A recent article in Hodinkee, highlighting a study which shows that people who wear watches are superior to those who do not, confirmed what we watch lovers have really known all along.
A study was recently carried out by the University of Glasgow, focusing on the personality traits of those who prefer to wear a wristwatch. And the results were interesting to say the least.
These days, wearing a watch is a matter of preference rather than necessity. If it is not our cellphones and similar handheld devices that give us the time whenever we need it, it is our desktop computers or our laptops that constantly display the hours, minutes and seconds of each day.

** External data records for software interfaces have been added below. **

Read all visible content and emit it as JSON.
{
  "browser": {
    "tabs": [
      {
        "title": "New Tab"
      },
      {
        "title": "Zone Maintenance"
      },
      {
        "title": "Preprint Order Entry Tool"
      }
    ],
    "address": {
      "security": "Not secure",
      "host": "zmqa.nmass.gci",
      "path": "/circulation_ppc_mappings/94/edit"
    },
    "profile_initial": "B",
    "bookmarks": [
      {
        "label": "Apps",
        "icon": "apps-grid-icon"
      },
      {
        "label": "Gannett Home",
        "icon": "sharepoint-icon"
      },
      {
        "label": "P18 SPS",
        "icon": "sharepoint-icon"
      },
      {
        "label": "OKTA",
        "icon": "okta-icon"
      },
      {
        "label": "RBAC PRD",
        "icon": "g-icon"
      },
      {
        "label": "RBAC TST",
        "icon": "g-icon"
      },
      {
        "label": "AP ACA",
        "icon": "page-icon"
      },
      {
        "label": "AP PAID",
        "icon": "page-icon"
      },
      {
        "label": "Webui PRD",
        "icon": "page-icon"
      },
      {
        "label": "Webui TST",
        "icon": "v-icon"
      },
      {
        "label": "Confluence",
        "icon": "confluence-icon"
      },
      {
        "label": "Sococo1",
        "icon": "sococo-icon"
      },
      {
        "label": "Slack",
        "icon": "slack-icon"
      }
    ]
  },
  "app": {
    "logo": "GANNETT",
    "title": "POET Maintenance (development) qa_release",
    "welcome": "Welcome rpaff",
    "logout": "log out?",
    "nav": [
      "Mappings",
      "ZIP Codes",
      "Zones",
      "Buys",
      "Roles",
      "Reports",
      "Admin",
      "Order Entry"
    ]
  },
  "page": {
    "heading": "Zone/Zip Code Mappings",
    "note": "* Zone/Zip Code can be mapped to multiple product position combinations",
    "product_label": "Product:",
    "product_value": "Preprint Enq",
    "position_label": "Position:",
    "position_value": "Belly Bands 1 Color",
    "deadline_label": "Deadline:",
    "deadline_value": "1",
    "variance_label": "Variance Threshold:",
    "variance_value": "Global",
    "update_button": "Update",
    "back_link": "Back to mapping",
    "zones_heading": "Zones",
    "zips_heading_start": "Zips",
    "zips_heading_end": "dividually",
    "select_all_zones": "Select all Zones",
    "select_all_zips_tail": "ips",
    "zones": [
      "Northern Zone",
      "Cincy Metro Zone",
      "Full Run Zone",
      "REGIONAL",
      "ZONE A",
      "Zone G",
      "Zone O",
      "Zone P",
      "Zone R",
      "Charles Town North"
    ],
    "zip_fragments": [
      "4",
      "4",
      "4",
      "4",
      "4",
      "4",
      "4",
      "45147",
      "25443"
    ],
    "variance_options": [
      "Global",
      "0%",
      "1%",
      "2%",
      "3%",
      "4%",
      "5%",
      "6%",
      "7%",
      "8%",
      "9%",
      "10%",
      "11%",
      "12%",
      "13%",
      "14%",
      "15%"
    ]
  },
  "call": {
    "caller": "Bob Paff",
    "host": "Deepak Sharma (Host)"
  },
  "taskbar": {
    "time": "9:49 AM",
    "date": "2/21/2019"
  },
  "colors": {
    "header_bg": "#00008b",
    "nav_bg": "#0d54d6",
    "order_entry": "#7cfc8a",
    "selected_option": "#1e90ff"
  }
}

But regardless of that fact of life, many of us, and presumably you as well, stick to wearing our favourite accessory: the wristwatch. And with the published findings of a recent study, our decisions to keep wearing a watch even though we don't necessarily need to, actually tells us more about our personalities than we could possibly imagine.
The study took 112 participants into consideration. Some were ardent watch wearers while the others had either long since given up wearing one or had simply never indulged in adorning the accessory.
Those who identified as watch wearers were asked to fill-in a Ten Item Personality Inventory.
This is basically a short and sweet personality test that comprised of just 10 questions. The questions were designed to evaluate certain personality aspects which included whether they identified as introverted or extroverted, were more inclined to be combative or thoughtful, and similar such questions.
The first round of the study created the initial results which encouraged the team to carry out their study on a far larger scale.
When the results were confirmed there was certainly a real sense of satisfaction, and in some cases a sense of recognition, among those who saw themselves in the results. The initial study found that those who regularly wore a watch were far more conscientious than those who did not.
Watch wearers also tended to be more introverted than extroverted, were less agreeable (read push over), a bit more closed off, and far more emotionally stable.
Among the many interesting points made, one that really stands out is that they specifically stated in their study that the use of a smartphone is not a substitute for wearing a watch, at least in terms of how we view time.
They noted that those who wear a watch will generally be more punctual and as such on time for their meetings, while those who mostly use their smartphones as a way to track the time don't generally show this same level of conscientiousness.
So, if you are one of those who are still keen on donning a favourite wrist accessory, you are certainly not alone and while not everyone is happy to have a watch, it does come with its benefits, fashion accessory or not.